ASSIGNED TASK:
If a line below holds the word "JSON", count it; then say how many such lines there are and nothing else.

INPUT FOR THIS TASK:
============

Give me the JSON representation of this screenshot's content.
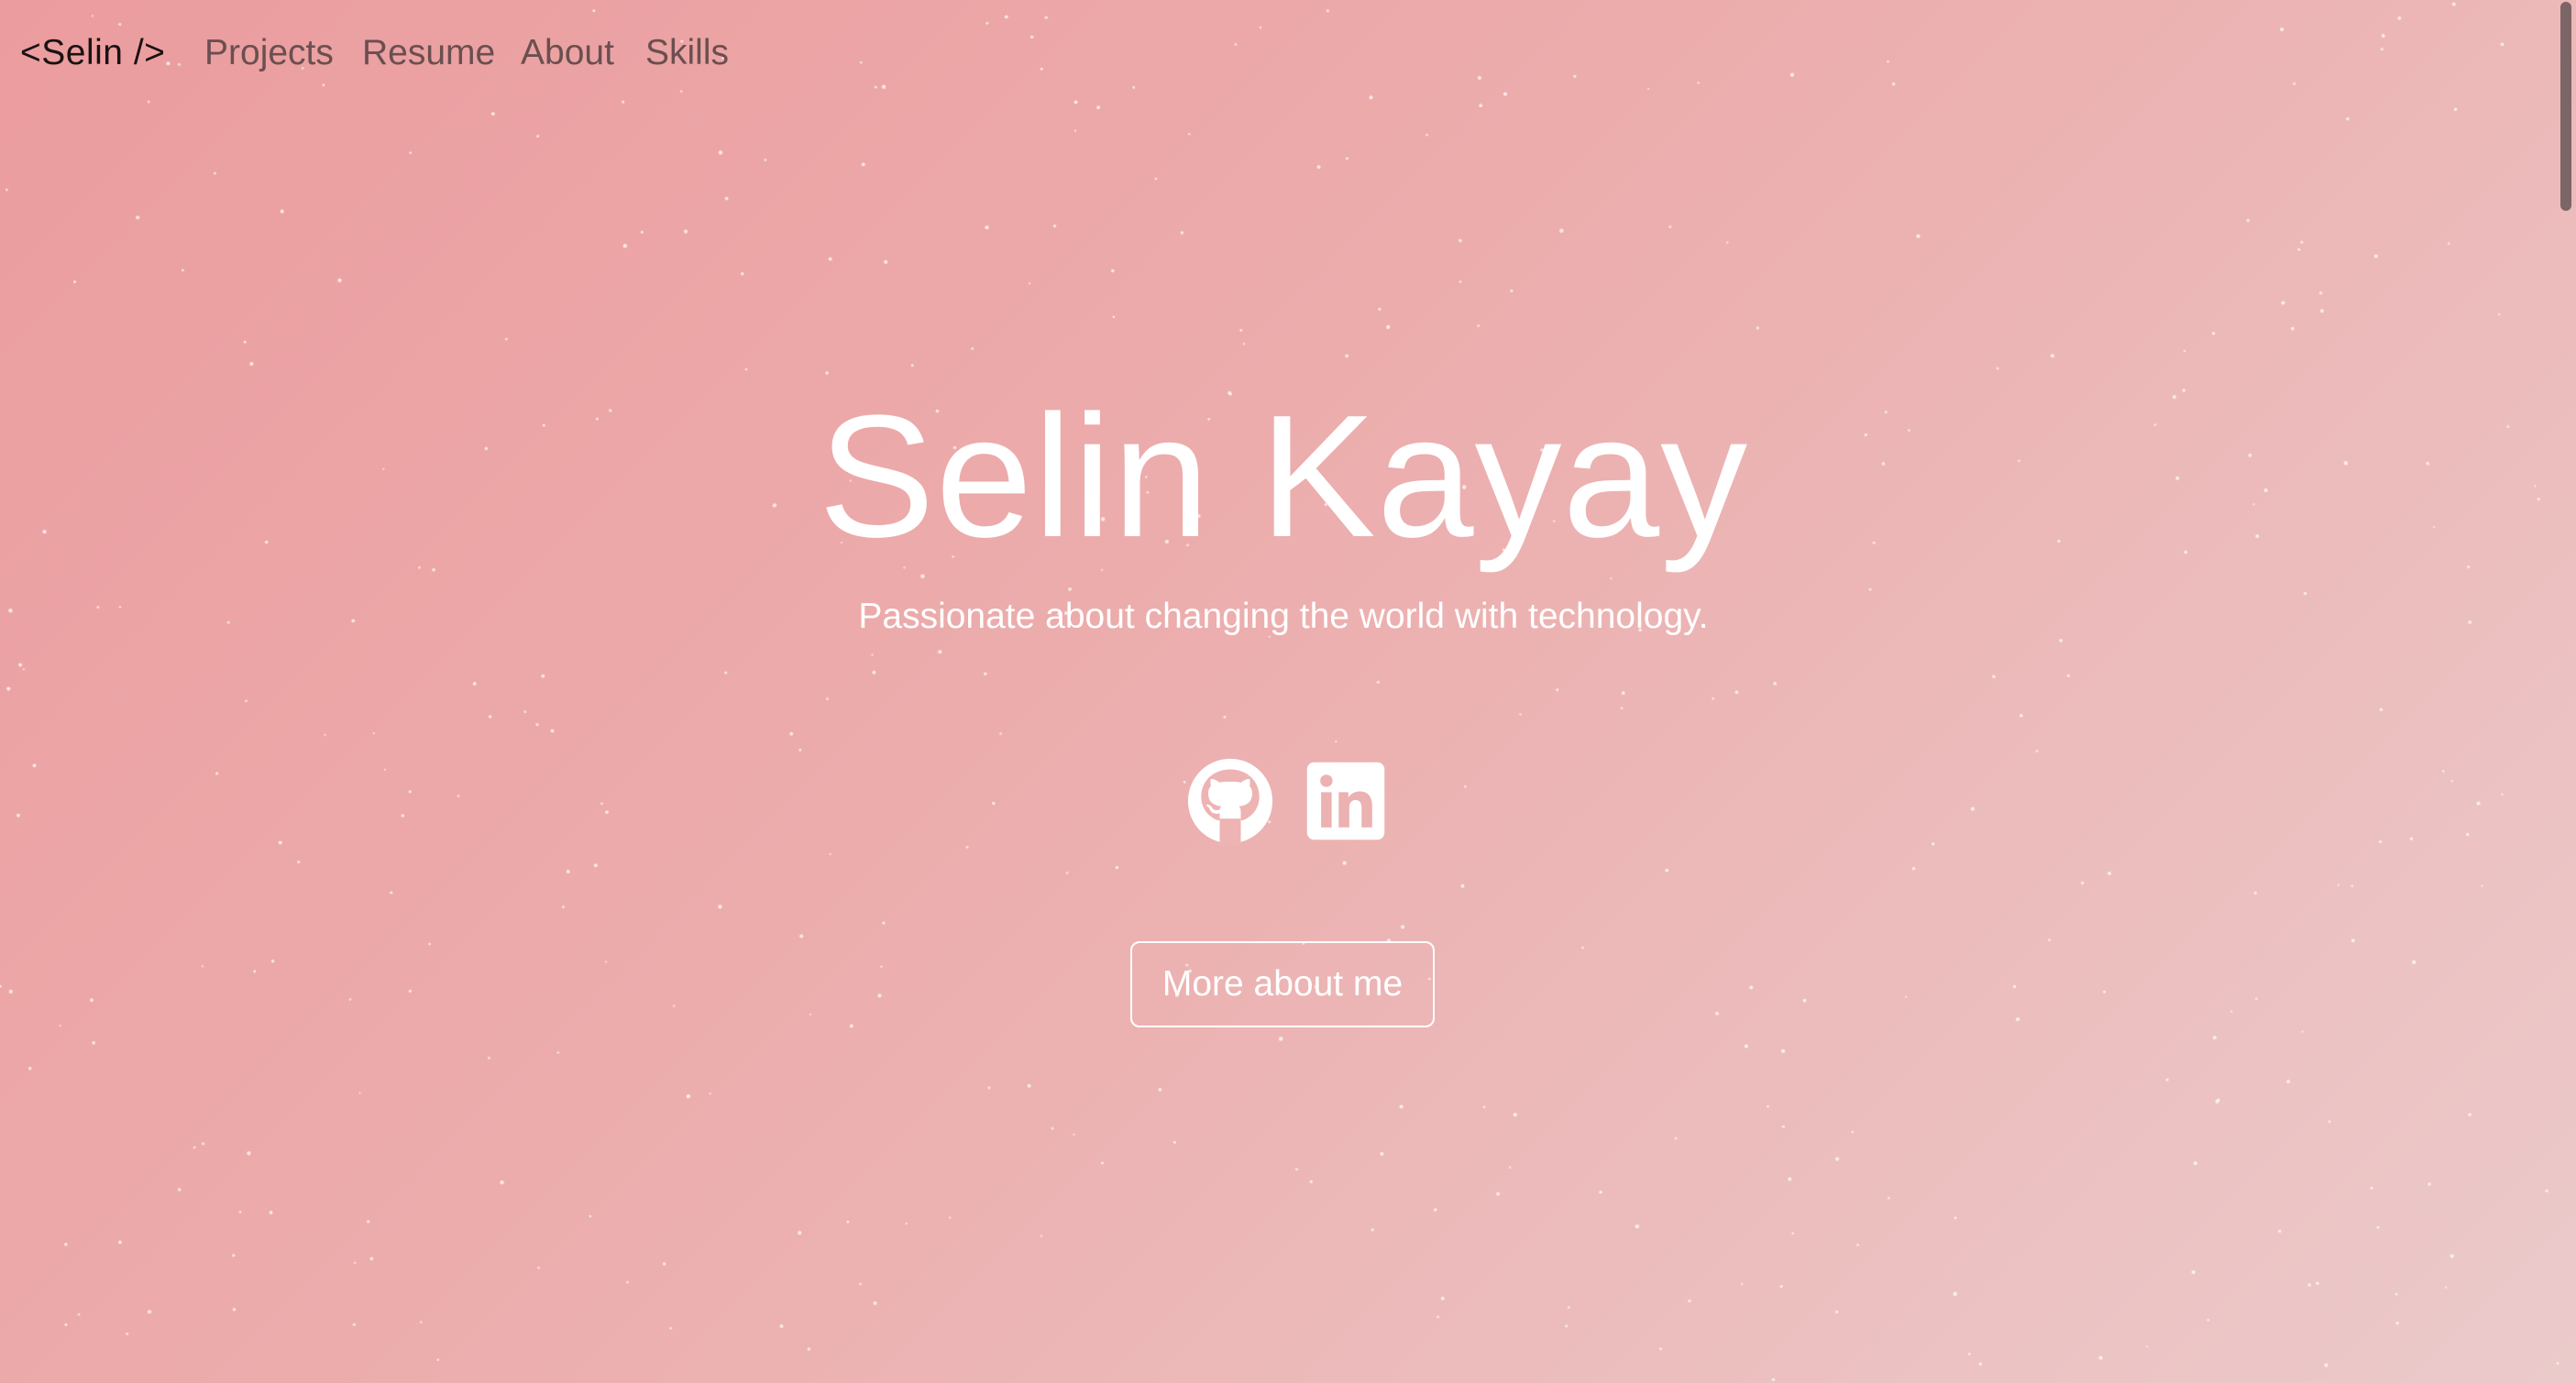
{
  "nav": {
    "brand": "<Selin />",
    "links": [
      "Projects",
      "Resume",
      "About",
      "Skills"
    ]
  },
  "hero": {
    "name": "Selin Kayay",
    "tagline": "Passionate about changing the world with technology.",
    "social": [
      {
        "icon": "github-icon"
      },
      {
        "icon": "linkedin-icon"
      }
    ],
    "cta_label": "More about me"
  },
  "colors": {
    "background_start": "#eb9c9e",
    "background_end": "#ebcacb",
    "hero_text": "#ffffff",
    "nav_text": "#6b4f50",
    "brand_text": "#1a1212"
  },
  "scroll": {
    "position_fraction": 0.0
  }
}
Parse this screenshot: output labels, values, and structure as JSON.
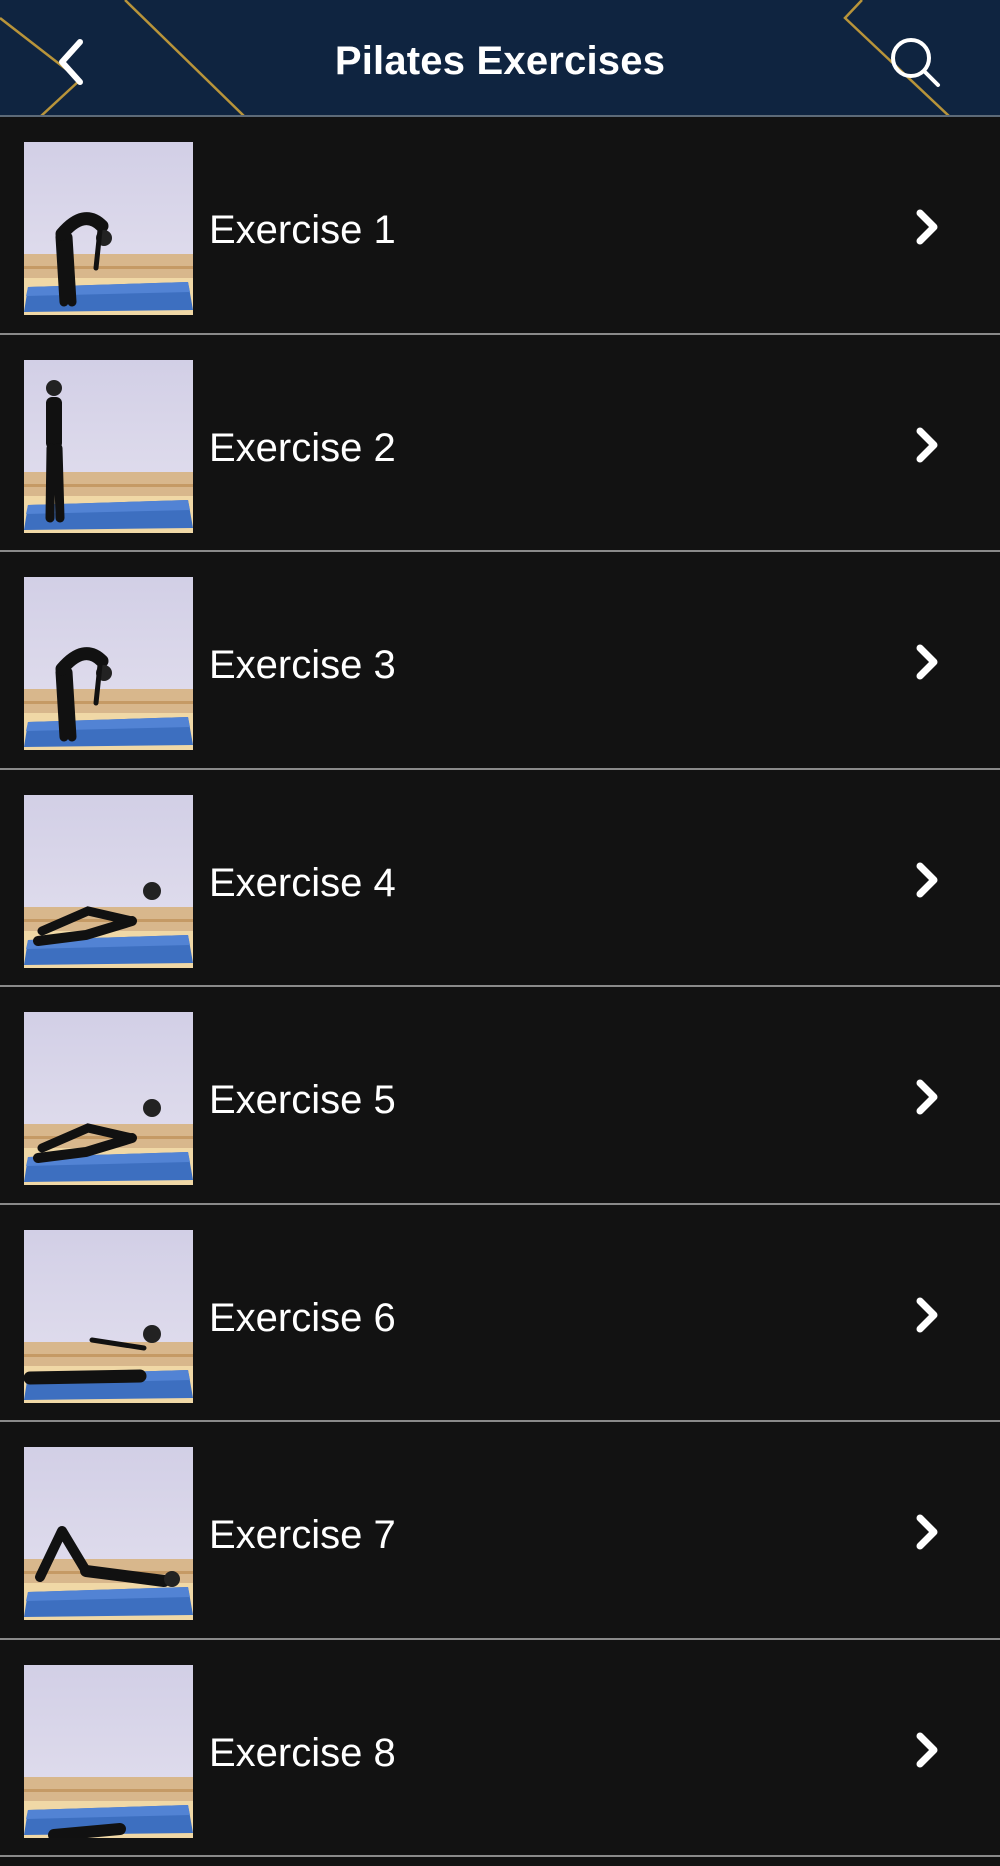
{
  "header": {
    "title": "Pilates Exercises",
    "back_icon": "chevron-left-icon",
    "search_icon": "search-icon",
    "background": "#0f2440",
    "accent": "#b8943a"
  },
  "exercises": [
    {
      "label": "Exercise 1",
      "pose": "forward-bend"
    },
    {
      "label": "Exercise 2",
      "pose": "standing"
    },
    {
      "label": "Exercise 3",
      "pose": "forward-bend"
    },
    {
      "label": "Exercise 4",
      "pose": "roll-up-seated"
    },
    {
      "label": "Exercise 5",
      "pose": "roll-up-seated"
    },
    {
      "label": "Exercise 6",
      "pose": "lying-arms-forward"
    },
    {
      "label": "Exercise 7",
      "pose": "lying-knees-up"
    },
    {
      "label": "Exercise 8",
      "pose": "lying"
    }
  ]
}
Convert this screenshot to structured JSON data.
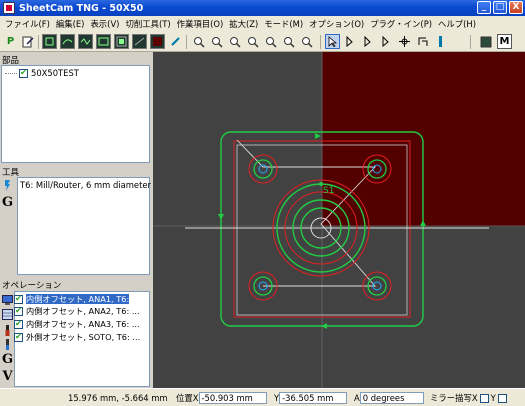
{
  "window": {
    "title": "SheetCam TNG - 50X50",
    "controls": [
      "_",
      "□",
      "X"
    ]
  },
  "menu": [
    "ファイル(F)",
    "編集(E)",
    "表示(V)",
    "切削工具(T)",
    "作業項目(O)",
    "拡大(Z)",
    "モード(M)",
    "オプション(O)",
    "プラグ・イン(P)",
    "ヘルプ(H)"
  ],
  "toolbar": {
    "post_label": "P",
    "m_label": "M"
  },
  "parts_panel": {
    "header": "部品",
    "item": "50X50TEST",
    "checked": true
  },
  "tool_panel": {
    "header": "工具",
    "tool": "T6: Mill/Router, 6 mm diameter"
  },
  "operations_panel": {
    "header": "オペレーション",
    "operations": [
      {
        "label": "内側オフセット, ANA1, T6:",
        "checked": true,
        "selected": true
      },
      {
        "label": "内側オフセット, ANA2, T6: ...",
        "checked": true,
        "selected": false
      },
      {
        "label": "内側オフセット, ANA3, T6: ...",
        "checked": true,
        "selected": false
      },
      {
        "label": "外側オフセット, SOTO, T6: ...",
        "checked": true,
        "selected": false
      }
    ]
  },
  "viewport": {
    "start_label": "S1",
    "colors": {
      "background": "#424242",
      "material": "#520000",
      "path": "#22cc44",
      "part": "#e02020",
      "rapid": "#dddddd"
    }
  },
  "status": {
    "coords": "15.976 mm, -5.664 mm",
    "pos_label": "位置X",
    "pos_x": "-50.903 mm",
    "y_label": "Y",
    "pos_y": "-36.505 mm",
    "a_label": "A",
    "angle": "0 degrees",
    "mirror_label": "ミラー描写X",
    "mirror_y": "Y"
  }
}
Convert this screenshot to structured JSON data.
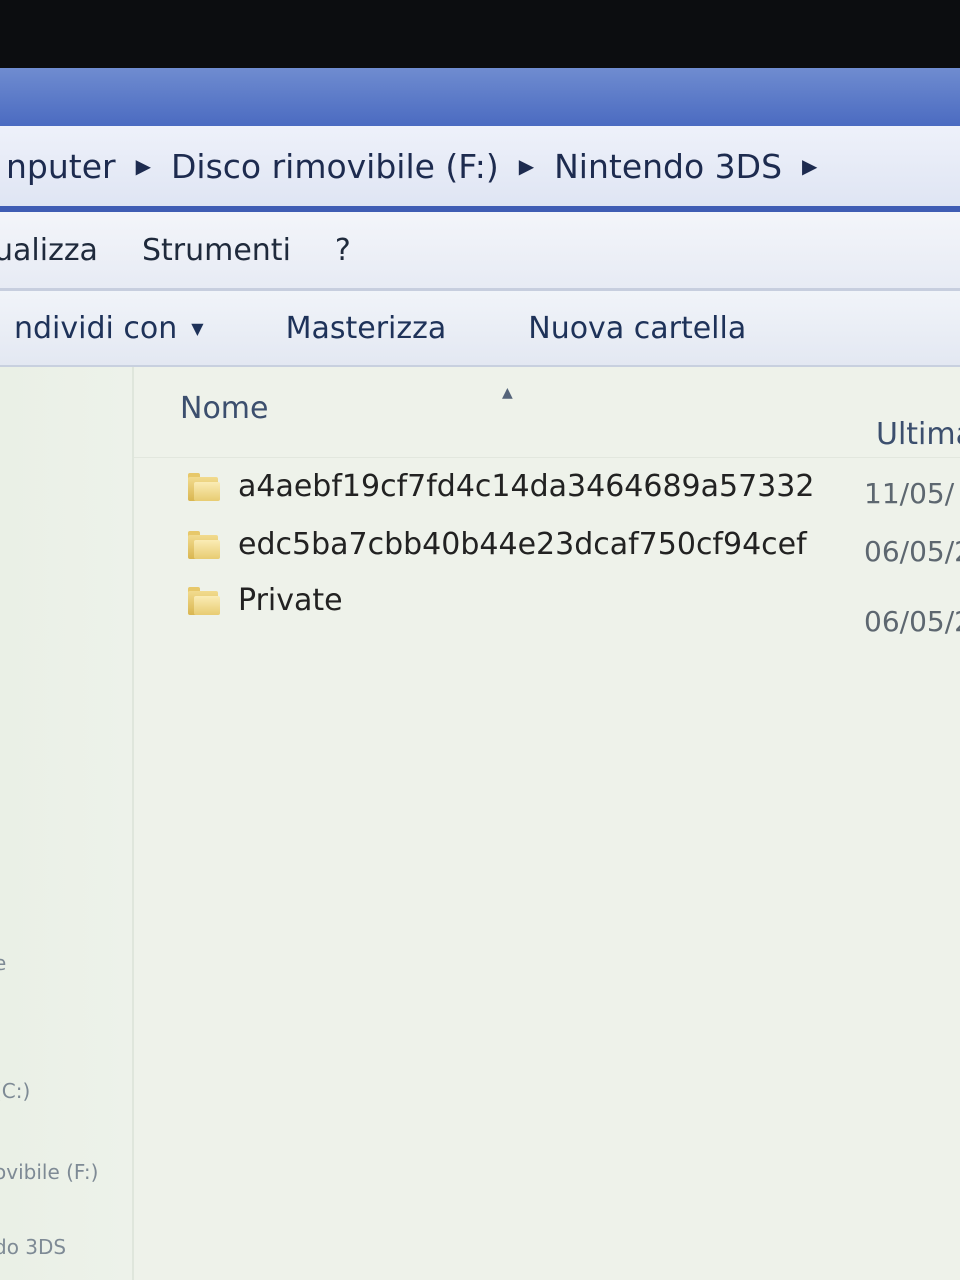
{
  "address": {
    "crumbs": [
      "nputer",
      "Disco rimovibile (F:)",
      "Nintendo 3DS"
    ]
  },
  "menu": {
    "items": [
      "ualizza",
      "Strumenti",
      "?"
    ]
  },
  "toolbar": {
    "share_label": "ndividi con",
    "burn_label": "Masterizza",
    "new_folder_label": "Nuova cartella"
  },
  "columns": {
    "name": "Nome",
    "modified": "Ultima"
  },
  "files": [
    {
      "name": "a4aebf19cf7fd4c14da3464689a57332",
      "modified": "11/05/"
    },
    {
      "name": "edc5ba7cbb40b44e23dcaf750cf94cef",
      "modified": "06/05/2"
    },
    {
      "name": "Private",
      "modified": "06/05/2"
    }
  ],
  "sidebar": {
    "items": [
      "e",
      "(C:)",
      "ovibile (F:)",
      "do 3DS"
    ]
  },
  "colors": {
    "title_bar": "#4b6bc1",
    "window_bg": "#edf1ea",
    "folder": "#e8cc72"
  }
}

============

TASK RESULT:
4